Making a Pollinator House – Part 1
It’s becoming increasingly common to see structures called “Bug Houses” or “Insect Hotels” in gardens. Some people get squeamish at the mention of bugs or insects so perhaps the most appealing way to label such a structure is “Pollinator House”. Such structures are provided as a nesting and sheltering area for beneficial insects.
Most people are familiar with the pollinating actions of honeybees, bumblebees and wasps. Social bees and wasps are beneficial to the garden in many ways, not only by pollinating but in the case of wasps eating garden pests.
It’s understandable to be nervous about the idea of having colonies of stinging insects living in your garden because some of these species are very aggressive about defending their homes. If you want more pollinators in your garden fortunately there are other bees and wasps that are easier to co-exist with peacefully. If you fear you have attracted the wrong kind of bee or wasp to your garden, I recommend getting help from an expert before deciding how or if to deal with them.
I don’t mind bees and wasps because I can identify them and know how close I can safely get to them. I also don’t have any serious allergic reactions to stings. I work in the garden alongside Honeybees, Carpenter Bees, Bumblebees, Cicada Killers, Mud Daubers, Potter Wasps and others with little apprehension. Honeybees often land on me and I just stay still until they fly away. I steer clear of Yellow Jackets because I know from experience they will sting if you inadvertently disturb their nest (happened last summer in a client’s garden). I don’t attempt to eliminate them unless they are really in the way or other people are in danger. Even though I’m in the garden a lot I only get stung once every several years or so. The consequences for me are some brief anger, localized soreness and itching for a few days. The consequences for others could be far more serious and even deadly so use your best judgement.
Many of the solitary species of bees such as Mason and Leafcutter Bees like to nest in hollow plant stalks or holes in old wood. We take away many of these potential nesting sites by cleaning dead plants and old wood out of the garden. Some amount of cleanup is necessary for human safety, aesthetics and homeowners associations but we can mitigate the effects of a too-clean garden by building a Pollinator House. As an added benefit you may get other desirable insects such as ground beetles and butterflies hibernating in the structure.
Here are some suggestions about what materials to use:
- Stones and bricks
- Dead leaves
- Twigs or twig bundles
- Corrugated cardboard rolls
- Dried seed pods
- Paper straws
- Hollow reeds – preferably 6-8 inches long, closed on one end
- Drilled pieces of wood – variety of hole diameters, 3-6″ deep
The structure should be sturdily built to avoid toppling.
Where to place the house:
- Protected from high winds
- Partly in sun and partly in shade to meet a variety of species preferences
- If possible near water and mud for drinking and nest building
You can have a lot of fun designing your Pollinator House by creatively using materials, limited only by your imagination. I started a simple one for my Dad’s garden, custom designed to solve two problems for him.
Problem 1 – Decorative garden fence is falling apart and sagging

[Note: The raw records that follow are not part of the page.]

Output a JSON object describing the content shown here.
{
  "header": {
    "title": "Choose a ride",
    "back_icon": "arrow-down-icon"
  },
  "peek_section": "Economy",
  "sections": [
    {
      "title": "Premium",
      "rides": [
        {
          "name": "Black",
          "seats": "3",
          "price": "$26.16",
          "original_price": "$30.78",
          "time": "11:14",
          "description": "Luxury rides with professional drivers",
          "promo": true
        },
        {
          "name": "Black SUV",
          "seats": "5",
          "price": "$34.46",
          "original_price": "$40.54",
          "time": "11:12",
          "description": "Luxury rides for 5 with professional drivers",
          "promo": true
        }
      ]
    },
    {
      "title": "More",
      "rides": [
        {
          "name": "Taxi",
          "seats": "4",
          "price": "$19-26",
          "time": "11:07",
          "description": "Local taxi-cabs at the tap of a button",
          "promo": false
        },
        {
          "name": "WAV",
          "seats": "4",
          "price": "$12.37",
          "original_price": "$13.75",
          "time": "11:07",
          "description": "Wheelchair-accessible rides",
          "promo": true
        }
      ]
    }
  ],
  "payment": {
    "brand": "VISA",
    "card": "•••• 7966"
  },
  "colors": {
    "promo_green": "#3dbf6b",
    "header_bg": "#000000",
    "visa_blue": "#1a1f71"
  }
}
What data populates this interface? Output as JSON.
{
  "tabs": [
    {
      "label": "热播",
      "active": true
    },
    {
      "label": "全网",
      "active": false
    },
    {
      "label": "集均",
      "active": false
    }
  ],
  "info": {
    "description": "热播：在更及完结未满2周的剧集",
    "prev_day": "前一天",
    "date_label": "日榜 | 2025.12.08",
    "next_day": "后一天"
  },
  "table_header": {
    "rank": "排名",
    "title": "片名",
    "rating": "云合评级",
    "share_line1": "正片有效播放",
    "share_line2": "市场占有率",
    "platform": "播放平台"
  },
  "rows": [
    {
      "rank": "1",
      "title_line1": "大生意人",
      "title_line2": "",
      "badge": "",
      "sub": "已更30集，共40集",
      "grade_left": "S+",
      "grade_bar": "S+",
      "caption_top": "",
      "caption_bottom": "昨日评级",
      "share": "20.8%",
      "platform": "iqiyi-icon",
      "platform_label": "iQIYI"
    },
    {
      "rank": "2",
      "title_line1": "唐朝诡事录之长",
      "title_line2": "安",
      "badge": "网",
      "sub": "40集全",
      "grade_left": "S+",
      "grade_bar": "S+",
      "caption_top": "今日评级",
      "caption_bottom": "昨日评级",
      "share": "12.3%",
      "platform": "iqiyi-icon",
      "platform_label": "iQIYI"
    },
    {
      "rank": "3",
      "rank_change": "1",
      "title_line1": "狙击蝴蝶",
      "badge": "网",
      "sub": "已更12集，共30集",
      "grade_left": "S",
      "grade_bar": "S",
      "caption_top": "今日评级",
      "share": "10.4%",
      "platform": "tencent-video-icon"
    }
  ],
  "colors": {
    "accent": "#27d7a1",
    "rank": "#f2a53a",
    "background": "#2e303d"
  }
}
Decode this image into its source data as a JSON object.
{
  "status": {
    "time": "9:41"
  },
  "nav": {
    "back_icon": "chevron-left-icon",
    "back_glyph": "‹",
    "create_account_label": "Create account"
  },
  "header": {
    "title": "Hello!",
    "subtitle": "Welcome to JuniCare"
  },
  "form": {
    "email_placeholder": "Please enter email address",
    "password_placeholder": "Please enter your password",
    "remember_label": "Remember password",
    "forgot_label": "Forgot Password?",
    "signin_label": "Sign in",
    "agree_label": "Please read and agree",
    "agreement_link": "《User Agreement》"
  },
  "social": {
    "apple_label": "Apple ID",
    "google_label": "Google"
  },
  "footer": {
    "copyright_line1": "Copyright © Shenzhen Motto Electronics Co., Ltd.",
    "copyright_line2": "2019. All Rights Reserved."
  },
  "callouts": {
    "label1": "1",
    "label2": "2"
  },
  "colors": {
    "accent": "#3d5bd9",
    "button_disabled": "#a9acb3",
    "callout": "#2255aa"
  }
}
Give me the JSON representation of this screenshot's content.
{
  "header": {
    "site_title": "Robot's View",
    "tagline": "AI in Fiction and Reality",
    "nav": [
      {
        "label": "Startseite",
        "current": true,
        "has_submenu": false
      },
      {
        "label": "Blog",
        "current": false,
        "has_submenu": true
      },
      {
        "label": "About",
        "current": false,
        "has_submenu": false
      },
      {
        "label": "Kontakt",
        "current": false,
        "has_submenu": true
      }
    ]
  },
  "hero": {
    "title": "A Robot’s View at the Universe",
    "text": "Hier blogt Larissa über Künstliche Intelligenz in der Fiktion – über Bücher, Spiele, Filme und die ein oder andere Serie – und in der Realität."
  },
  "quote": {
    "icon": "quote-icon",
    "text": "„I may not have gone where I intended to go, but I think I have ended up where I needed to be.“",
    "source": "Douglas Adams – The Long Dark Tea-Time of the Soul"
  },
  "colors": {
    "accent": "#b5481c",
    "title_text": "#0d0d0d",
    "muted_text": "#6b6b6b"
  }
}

Problem 2 – Lots of sticks lying around from deadfall and pruning
I bought 12 cinder blocks and used them to prop up the ailing fence. Then I filled some of the spaces with twigs and short segments of hollow, dead plant parts from the garden. I drilled some holes in some pieces of scrap wood. A variety of hole sizes and depths are good for different species. As we get more material we’ll keep filling in the spaces in the blocks.
The result is practical and may not score high marks in the aesthetics department. However the fence is located in the middle of a mint patch (also a superb beneficial insect attractor) and it will be partially concealed by vegetation for much of the year. If Dad agrees I think I will add shelving to the top for containers of trailing plants which will help disguise the blocks. I will probably have to work on the bases of the cinder block towers to make them straighter since the ground here is soft and did some settling after I stacked the blocks.
Dad is pleased that his fence is at least upright again and he’s happy to do his part for invertebrate conservation. Dad’s garden was designed with wildlife in mind and already supports an abundant population of beneficial insects.
Hopefully my condo association will approve a Pollinator House in my garden. I don’t know what my chances are but I do know that my Pollinator House is going to have to be pretty to even have a prayer of getting approved. I guess I will have to make it portable so I can sell it if they say no! They have previously said yes to a bird house but a bug house might be a harder sell. Stay tuned for a more aesthetically pleasing Pollinator House plan in a future newsletter!
More information about bees, wasps and insect shelters:
- Bees – tips for co-existing with them in the garden
- Bring Back the Buzz
- Nests for Native Bees
- Tunnel Nests for Native Bees – has some good information about maintaining the nests after use
- Potentially Dangerous Arachnids and Insects – if you need some help identifying which insects are a serious threat to people and which are not, this guide will help